© 2024 Kansas City Public Radio
NPR in Kansas City
Play Live Radio
Next Up:
0:00 0:00
Available On Air Stations

After 21 Years, An Abducted Son and His Grieving Mother Are Reunited

Steven Hernandez wipes a tear from his mother's eye after seeing her for the first time in 20 years in San Bernardino, Calif., on Thursday. Hernandez, 22, was abducted by his father in 1995 when he was 18 months old. Since that time, Maria Mancia, 42, had searched for her son to no avail.
Christopher Lee

It's a mother's nightmare. She returns home one day and finds no trace of her only child, and the apartment she shares with the 18-month-old boy's father is ransacked. There are no baby clothes, no papers, no photographs, not even an ultrasound image of her son, Steven.

Twenty-one years ago, Maria Mancia of Rialto, Calif., first thought that she had been robbed. Then she noticed that other belongings were gone, too, and she soon realized that her boyfriend, Valentin Hernandez, had abducted their son and fled to Mexico. She reported the boy missing. But as the years passed, she had to accept the growing likelihood that she would never see him.

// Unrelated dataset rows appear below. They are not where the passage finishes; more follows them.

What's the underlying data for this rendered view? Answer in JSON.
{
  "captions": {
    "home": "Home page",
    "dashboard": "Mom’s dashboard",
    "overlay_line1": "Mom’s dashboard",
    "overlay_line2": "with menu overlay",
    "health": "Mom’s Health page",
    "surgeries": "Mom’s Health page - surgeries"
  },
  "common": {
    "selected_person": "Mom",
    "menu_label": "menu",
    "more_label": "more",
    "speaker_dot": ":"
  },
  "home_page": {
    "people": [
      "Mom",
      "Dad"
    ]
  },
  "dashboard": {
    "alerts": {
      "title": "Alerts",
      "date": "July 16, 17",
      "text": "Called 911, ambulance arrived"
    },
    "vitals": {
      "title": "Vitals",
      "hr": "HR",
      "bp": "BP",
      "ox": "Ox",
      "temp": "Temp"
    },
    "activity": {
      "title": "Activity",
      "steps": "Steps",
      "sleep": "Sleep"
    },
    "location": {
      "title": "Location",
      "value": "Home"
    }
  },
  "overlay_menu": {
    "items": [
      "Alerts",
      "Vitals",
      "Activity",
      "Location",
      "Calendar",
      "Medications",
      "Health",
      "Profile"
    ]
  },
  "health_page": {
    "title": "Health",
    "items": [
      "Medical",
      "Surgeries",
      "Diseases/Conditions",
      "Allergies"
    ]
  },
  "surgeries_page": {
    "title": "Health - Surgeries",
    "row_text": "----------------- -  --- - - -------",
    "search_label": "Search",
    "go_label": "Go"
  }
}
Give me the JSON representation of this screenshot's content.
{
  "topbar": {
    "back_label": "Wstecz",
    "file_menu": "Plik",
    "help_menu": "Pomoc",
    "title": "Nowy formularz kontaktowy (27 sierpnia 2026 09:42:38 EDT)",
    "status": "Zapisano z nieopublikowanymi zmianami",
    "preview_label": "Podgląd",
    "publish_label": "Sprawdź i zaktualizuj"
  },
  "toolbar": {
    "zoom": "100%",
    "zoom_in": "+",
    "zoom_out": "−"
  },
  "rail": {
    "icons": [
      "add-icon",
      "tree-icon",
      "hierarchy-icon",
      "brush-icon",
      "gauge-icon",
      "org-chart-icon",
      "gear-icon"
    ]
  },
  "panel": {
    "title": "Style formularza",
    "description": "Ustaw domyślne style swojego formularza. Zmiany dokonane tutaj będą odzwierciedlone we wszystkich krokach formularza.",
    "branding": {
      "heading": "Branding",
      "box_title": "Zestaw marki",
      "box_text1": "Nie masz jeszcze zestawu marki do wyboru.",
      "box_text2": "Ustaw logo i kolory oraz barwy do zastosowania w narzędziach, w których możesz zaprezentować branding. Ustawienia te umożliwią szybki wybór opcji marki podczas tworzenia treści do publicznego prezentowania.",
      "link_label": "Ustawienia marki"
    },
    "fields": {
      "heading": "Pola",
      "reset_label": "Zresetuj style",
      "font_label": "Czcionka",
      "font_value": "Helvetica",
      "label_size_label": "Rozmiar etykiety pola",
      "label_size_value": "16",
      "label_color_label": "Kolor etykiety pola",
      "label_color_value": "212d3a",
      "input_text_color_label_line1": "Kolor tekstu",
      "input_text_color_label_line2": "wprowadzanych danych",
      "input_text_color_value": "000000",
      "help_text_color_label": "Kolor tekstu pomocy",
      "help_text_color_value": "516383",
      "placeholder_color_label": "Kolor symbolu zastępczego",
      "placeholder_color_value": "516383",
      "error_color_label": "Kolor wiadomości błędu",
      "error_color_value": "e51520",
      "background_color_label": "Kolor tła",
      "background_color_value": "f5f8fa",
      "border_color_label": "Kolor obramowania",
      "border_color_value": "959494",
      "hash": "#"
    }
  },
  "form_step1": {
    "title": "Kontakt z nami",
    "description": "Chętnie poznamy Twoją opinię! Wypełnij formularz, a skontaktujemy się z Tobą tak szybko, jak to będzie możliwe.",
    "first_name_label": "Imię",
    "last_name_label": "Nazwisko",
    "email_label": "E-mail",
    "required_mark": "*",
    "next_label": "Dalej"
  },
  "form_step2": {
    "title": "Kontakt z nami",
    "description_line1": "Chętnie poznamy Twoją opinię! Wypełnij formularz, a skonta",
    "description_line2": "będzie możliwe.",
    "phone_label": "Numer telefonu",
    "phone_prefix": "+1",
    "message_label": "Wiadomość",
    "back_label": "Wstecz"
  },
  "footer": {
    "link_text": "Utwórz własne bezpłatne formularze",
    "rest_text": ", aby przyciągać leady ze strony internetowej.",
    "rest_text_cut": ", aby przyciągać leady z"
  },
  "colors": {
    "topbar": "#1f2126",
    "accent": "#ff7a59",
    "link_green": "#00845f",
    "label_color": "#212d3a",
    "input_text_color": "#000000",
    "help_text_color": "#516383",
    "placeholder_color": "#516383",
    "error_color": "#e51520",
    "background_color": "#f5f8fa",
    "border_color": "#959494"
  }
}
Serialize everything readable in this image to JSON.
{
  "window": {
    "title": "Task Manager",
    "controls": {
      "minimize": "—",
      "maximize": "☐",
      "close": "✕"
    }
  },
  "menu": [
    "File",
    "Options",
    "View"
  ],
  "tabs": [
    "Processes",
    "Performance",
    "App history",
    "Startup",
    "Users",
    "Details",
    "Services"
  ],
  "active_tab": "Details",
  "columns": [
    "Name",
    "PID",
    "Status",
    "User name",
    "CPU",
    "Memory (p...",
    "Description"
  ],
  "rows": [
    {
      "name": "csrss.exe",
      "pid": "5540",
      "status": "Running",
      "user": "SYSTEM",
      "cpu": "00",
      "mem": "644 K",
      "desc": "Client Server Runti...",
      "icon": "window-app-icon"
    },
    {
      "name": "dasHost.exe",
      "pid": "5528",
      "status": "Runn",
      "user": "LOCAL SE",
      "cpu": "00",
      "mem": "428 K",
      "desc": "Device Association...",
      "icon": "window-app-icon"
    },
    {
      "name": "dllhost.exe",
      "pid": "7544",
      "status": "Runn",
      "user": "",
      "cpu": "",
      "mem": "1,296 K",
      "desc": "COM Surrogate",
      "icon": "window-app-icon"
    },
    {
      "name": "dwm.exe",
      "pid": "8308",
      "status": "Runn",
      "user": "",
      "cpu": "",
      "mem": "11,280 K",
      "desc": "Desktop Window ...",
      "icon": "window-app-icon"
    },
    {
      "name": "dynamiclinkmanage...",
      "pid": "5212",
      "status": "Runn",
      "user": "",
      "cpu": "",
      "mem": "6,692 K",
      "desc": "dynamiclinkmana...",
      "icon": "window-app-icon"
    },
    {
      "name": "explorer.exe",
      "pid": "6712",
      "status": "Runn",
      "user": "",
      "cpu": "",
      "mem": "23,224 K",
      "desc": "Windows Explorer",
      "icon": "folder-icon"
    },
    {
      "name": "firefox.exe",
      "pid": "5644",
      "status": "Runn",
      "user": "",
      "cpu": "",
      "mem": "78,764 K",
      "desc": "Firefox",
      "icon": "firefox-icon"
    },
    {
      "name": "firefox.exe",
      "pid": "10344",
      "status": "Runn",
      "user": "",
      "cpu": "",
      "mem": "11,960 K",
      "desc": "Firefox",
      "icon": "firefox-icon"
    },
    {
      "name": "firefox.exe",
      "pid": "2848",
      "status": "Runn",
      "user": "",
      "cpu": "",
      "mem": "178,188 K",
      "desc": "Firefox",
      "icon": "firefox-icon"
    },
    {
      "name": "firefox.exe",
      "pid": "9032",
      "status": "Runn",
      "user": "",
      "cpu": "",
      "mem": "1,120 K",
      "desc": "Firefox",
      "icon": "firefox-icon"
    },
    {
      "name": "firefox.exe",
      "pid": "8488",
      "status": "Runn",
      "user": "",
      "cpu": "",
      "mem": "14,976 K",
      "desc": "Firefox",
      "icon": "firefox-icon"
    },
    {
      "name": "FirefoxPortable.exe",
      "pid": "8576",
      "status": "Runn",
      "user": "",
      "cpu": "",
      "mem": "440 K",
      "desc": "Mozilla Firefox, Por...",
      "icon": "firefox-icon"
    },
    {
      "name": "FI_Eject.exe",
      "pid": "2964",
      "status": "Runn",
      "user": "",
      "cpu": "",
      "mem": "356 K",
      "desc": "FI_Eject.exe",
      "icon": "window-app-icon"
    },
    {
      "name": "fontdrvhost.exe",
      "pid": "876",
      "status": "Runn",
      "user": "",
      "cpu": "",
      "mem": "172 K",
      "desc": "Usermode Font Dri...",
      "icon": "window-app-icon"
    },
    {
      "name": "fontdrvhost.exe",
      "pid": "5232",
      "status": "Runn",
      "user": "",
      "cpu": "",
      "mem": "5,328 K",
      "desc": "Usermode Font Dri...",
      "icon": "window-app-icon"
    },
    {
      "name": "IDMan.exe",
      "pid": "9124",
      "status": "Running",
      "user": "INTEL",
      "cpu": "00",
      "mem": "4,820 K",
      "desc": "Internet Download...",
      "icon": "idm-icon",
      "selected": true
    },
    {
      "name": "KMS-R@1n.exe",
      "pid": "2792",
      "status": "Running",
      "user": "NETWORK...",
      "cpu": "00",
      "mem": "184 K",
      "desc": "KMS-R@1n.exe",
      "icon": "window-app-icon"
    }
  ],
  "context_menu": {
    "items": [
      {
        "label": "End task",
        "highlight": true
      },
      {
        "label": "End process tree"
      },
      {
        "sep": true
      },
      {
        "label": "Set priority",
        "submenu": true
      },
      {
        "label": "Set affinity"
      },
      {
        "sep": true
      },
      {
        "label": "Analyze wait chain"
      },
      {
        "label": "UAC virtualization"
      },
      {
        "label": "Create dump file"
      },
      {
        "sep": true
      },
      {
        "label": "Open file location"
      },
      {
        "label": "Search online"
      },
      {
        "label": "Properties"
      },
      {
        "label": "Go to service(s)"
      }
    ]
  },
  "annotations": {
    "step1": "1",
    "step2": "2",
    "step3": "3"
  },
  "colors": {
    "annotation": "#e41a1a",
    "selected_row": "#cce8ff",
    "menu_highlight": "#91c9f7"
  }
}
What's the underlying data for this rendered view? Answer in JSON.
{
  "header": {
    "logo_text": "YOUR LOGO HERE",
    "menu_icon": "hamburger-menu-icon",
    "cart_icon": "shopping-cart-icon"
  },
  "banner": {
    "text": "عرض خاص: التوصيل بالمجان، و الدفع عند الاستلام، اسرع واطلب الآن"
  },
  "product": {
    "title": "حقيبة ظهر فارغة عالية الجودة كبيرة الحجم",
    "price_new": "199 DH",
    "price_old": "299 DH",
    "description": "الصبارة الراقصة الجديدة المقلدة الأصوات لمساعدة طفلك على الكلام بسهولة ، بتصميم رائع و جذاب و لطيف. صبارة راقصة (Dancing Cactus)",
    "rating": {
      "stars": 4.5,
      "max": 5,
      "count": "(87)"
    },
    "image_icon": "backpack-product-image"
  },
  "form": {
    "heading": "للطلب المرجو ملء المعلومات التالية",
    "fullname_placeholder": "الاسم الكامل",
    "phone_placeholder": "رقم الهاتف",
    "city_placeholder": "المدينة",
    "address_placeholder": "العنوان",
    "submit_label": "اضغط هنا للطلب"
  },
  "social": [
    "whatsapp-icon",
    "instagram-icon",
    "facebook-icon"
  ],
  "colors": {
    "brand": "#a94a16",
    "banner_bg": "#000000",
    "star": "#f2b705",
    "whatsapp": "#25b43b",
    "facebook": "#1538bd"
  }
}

This undated photo released by the San Bernardino County District Attorney's Office shows a family photo of Steve Hernandez — the only photograph Maria Mancia had of her kidnapped son for the past 20 years.
/ AP
This undated photo released by the San Bernardino County District Attorney's Office shows a family photo of Steve Hernandez — the only photograph Maria Mancia had of her kidnapped son for the past 20 years.

Her only memento was a grainy photograph sent to her by relatives in El Salvador that she could show to police.

But last week, Mancia's nightmare finally ended when authorities brought her some stunning news.

"Some detectives came to my house, and at first I was scared because I didn't know what was going on, but then they told me they found him. They found Steven," she told The Sun newspaper in San Bernardino, Calif.

Mancia and her now 22-year-old son were reunited this week after he crossed the border from Tijuana, Mexico, led by investigators from the San Bernardino County District Attorney's Office. They met face to face just before a press conference in San Bernardino.

County authorities had been looking for the boy for years, but the case grew cold until recently when investigators with the Child Abduction Unit received a credible tip that he was living in Puebla, Mexico. His father was missing and presumed dead, authorities said. They decided to approach Steven Hernandez without raising expectations.

"We didn't want him to know what was going on," Senior Investigator Karen Cragg told The Associated Press. "We didn't want to scare him off. We weren't sure what the circumstances were down there. We had to tread very carefully."

So they developed a ruse, telling Hernandez they were investigating his father's disappearance, and asked for a DNA sample. Officials at the U.S. Department of Justice confirmed it was a match with his mother.

"It was a shock," Hernandez told the Sun. "I didn't know if she was alive or not and to get a call that says they found my mother and that she had been looking for me, it was like a cold bucket of water. But it's good. It's good."

Hernandez said what little he knew about his mother was what his father had told him — that she had abandoned the family. Now he's learned that he has four siblings. It's still not clear what happened to his father.

Hernandez was a law student in Mexico. But since he was born in the U.S. and is a citizen, he plans to stay and seek a legal career here.

As for Mancia, she told San Bernardino's KABC-TV, "Now this anguish I've carried is gone now that I have my son back. I spent 21 years looking for him not knowing anything."

Copyright 2020 NPR. To see more, visit https://www.npr.org.

Richard Gonzales is NPR's National Desk Correspondent based in San Francisco. Along with covering the daily news of region, Gonzales' reporting has included medical marijuana, gay marriage, drive-by shootings, Jerry Brown, Willie Brown, the U.S. Ninth Circuit, the California State Supreme Court and any other legal, political, or social development occurring in Northern California relevant to the rest of the country.
KCUR serves the Kansas City region with breaking news and award-winning podcasts.
Your donation helps keep nonprofit journalism free and available for everyone.